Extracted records
*** Begin section ***

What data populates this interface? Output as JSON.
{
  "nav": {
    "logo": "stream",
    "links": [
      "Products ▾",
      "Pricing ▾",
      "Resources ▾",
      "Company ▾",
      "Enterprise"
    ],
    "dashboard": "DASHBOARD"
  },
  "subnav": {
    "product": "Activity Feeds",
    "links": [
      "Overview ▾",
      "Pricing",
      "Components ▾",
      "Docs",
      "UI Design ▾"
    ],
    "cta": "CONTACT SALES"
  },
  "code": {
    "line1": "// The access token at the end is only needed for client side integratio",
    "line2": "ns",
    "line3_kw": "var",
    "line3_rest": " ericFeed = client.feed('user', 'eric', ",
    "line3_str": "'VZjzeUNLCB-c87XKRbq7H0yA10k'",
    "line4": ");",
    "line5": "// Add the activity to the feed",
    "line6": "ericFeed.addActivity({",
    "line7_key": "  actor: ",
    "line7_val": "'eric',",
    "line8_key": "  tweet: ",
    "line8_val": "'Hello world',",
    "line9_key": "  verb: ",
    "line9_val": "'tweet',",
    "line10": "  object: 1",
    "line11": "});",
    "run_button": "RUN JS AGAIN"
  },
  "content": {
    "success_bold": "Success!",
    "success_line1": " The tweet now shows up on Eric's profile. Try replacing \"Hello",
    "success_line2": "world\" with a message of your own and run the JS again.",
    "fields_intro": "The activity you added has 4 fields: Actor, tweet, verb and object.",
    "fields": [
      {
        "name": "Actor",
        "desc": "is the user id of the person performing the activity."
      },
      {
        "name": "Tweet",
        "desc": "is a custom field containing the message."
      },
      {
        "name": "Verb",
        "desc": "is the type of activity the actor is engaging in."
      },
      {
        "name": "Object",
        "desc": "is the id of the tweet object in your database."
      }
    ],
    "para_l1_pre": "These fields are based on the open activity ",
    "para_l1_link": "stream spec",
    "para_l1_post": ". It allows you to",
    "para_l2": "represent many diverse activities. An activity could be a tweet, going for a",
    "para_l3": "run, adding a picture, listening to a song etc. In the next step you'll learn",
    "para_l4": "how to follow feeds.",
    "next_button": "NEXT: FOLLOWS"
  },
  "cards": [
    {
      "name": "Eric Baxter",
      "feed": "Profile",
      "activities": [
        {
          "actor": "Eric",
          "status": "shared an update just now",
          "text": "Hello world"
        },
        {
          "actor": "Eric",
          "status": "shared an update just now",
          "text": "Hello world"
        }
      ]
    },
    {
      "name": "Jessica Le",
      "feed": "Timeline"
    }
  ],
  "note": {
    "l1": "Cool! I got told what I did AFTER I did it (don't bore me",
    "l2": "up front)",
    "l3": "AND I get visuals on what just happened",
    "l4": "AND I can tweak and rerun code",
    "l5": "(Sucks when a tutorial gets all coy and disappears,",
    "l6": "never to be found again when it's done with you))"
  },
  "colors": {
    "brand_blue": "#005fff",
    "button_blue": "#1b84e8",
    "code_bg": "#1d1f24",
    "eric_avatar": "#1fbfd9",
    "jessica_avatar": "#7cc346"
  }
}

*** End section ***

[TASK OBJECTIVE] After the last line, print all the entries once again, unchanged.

[SOLUTION]
What data populates this interface? Output as JSON.
{
  "nav": {
    "logo": "stream",
    "links": [
      "Products ▾",
      "Pricing ▾",
      "Resources ▾",
      "Company ▾",
      "Enterprise"
    ],
    "dashboard": "DASHBOARD"
  },
  "subnav": {
    "product": "Activity Feeds",
    "links": [
      "Overview ▾",
      "Pricing",
      "Components ▾",
      "Docs",
      "UI Design ▾"
    ],
    "cta": "CONTACT SALES"
  },
  "code": {
    "line1": "// The access token at the end is only needed for client side integratio",
    "line2": "ns",
    "line3_kw": "var",
    "line3_rest": " ericFeed = client.feed('user', 'eric', ",
    "line3_str": "'VZjzeUNLCB-c87XKRbq7H0yA10k'",
    "line4": ");",
    "line5": "// Add the activity to the feed",
    "line6": "ericFeed.addActivity({",
    "line7_key": "  actor: ",
    "line7_val": "'eric',",
    "line8_key": "  tweet: ",
    "line8_val": "'Hello world',",
    "line9_key": "  verb: ",
    "line9_val": "'tweet',",
    "line10": "  object: 1",
    "line11": "});",
    "run_button": "RUN JS AGAIN"
  },
  "content": {
    "success_bold": "Success!",
    "success_line1": " The tweet now shows up on Eric's profile. Try replacing \"Hello",
    "success_line2": "world\" with a message of your own and run the JS again.",
    "fields_intro": "The activity you added has 4 fields: Actor, tweet, verb and object.",
    "fields": [
      {
        "name": "Actor",
        "desc": "is the user id of the person performing the activity."
      },
      {
        "name": "Tweet",
        "desc": "is a custom field containing the message."
      },
      {
        "name": "Verb",
        "desc": "is the type of activity the actor is engaging in."
      },
      {
        "name": "Object",
        "desc": "is the id of the tweet object in your database."
      }
    ],
    "para_l1_pre": "These fields are based on the open activity ",
    "para_l1_link": "stream spec",
    "para_l1_post": ". It allows you to",
    "para_l2": "represent many diverse activities. An activity could be a tweet, going for a",
    "para_l3": "run, adding a picture, listening to a song etc. In the next step you'll learn",
    "para_l4": "how to follow feeds.",
    "next_button": "NEXT: FOLLOWS"
  },
  "cards": [
    {
      "name": "Eric Baxter",
      "feed": "Profile",
      "activities": [
        {
          "actor": "Eric",
          "status": "shared an update just now",
          "text": "Hello world"
        },
        {
          "actor": "Eric",
          "status": "shared an update just now",
          "text": "Hello world"
        }
      ]
    },
    {
      "name": "Jessica Le",
      "feed": "Timeline"
    }
  ],
  "note": {
    "l1": "Cool! I got told what I did AFTER I did it (don't bore me",
    "l2": "up front)",
    "l3": "AND I get visuals on what just happened",
    "l4": "AND I can tweak and rerun code",
    "l5": "(Sucks when a tutorial gets all coy and disappears,",
    "l6": "never to be found again when it's done with you))"
  },
  "colors": {
    "brand_blue": "#005fff",
    "button_blue": "#1b84e8",
    "code_bg": "#1d1f24",
    "eric_avatar": "#1fbfd9",
    "jessica_avatar": "#7cc346"
  }
}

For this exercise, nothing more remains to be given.